The US Navy has added the 4,000th Tomahawk Block IV cruise missile to its fleet.
The Tomahawk Block IV cruise missile was developed by Raytheon and is able to circle for hours, change direction instantly on command and strike with precision.
It can be launched from ships or submarines and can travel for 1,000 miles through heavily defended airspace to conduct precision strikes on high-value targets with minimal collateral damage.
Raytheon Air Warfare Systems vice-president Mike Jarrett said: “When it comes to flexibility, accuracy and firepower, no other cruise missile in the world compares to Tomahawk. That's why it's been called the nation's weapon of choice.
“We're not resting on our past success.

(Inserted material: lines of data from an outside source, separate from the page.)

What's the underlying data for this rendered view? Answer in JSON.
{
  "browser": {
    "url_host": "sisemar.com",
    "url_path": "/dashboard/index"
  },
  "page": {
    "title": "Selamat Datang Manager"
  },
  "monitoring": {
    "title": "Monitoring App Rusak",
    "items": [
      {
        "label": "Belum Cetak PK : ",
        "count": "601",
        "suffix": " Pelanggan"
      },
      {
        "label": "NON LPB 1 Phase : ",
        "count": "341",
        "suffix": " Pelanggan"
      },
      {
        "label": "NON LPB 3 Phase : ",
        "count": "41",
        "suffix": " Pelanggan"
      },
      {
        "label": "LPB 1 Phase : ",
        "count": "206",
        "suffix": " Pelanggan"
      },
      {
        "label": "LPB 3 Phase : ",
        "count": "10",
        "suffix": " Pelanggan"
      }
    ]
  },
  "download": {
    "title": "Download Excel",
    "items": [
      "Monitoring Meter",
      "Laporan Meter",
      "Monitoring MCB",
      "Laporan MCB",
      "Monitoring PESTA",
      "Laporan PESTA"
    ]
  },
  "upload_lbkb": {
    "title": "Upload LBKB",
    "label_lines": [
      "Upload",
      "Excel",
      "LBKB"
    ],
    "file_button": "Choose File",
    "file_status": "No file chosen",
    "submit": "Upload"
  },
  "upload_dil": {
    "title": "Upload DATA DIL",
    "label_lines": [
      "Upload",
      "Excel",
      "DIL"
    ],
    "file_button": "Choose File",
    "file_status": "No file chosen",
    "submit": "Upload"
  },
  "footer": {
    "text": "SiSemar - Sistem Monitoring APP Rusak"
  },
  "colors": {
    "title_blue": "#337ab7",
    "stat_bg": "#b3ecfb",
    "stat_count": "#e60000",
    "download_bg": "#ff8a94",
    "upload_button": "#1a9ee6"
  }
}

Raytheon and the US Navy are modernising Tomahawk to provide sailors with the capability they need to stay ahead of the evolving threat.”
The Tomahawk missile's communications and navigation capabilities have been modernised as part of the upgrade works.
A multi-mode seeker has also been added to allow the missile strike moving targets at sea.
Some of the missile's upgrades are scheduled for implementation from 2019, while other enhancements will be carried out in several phases over time.
Raytheon’s upgraded Tomahawk cruise missiles are slated to be included in the US Navy inventory beyond 2040.
US Naval Air Systems Command captain Mark Johnson said: “Navy sailors around the globe rely on the Tomahawk weapon system to preserve freedom at home and abroad.
“Working with Raytheon, we plan to continue upgrading and delivering Tomahawks far into the future.”
The Tomahawk cruise missiles are used by both by US and UK forces to defeat integrated air defence systems and carry out long-range precision strike missions against high-value targets.
The Tomahawk Block IV features a two-way satellite data-link that allows the missile to be retargeted mid-flight to pre-programmed alternate targets.
Image: Tomahawk cruise missiles undergoing modernisation. Photo: courtesy of Raytheon Company.